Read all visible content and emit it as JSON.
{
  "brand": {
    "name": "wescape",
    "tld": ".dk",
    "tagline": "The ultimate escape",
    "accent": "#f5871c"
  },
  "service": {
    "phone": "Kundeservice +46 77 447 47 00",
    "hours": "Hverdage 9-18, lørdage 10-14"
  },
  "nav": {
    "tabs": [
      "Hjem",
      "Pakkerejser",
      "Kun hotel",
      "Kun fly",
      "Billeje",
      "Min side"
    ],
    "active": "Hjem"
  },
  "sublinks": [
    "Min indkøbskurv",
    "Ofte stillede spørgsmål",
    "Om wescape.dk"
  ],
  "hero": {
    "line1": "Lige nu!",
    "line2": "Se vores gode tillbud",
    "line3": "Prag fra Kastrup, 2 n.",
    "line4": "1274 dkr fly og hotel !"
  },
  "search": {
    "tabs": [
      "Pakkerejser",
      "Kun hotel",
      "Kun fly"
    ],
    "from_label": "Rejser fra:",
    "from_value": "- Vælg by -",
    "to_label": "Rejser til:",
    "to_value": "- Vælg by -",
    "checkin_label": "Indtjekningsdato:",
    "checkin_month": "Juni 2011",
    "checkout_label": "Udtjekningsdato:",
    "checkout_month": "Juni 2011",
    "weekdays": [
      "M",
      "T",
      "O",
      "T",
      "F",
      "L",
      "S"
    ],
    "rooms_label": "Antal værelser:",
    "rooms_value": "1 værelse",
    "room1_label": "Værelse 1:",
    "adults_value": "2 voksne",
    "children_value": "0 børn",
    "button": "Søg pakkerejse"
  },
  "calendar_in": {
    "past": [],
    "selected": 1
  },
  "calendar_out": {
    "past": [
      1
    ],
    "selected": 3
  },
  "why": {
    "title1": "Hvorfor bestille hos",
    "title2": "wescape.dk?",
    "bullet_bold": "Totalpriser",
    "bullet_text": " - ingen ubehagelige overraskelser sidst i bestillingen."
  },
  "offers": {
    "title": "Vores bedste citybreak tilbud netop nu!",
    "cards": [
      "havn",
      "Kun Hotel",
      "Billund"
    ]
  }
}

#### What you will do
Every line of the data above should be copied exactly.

#### Exercise answer
Read all visible content and emit it as JSON.
{
  "brand": {
    "name": "wescape",
    "tld": ".dk",
    "tagline": "The ultimate escape",
    "accent": "#f5871c"
  },
  "service": {
    "phone": "Kundeservice +46 77 447 47 00",
    "hours": "Hverdage 9-18, lørdage 10-14"
  },
  "nav": {
    "tabs": [
      "Hjem",
      "Pakkerejser",
      "Kun hotel",
      "Kun fly",
      "Billeje",
      "Min side"
    ],
    "active": "Hjem"
  },
  "sublinks": [
    "Min indkøbskurv",
    "Ofte stillede spørgsmål",
    "Om wescape.dk"
  ],
  "hero": {
    "line1": "Lige nu!",
    "line2": "Se vores gode tillbud",
    "line3": "Prag fra Kastrup, 2 n.",
    "line4": "1274 dkr fly og hotel !"
  },
  "search": {
    "tabs": [
      "Pakkerejser",
      "Kun hotel",
      "Kun fly"
    ],
    "from_label": "Rejser fra:",
    "from_value": "- Vælg by -",
    "to_label": "Rejser til:",
    "to_value": "- Vælg by -",
    "checkin_label": "Indtjekningsdato:",
    "checkin_month": "Juni 2011",
    "checkout_label": "Udtjekningsdato:",
    "checkout_month": "Juni 2011",
    "weekdays": [
      "M",
      "T",
      "O",
      "T",
      "F",
      "L",
      "S"
    ],
    "rooms_label": "Antal værelser:",
    "rooms_value": "1 værelse",
    "room1_label": "Værelse 1:",
    "adults_value": "2 voksne",
    "children_value": "0 børn",
    "button": "Søg pakkerejse"
  },
  "calendar_in": {
    "past": [],
    "selected": 1
  },
  "calendar_out": {
    "past": [
      1
    ],
    "selected": 3
  },
  "why": {
    "title1": "Hvorfor bestille hos",
    "title2": "wescape.dk?",
    "bullet_bold": "Totalpriser",
    "bullet_text": " - ingen ubehagelige overraskelser sidst i bestillingen."
  },
  "offers": {
    "title": "Vores bedste citybreak tilbud netop nu!",
    "cards": [
      "havn",
      "Kun Hotel",
      "Billund"
    ]
  }
}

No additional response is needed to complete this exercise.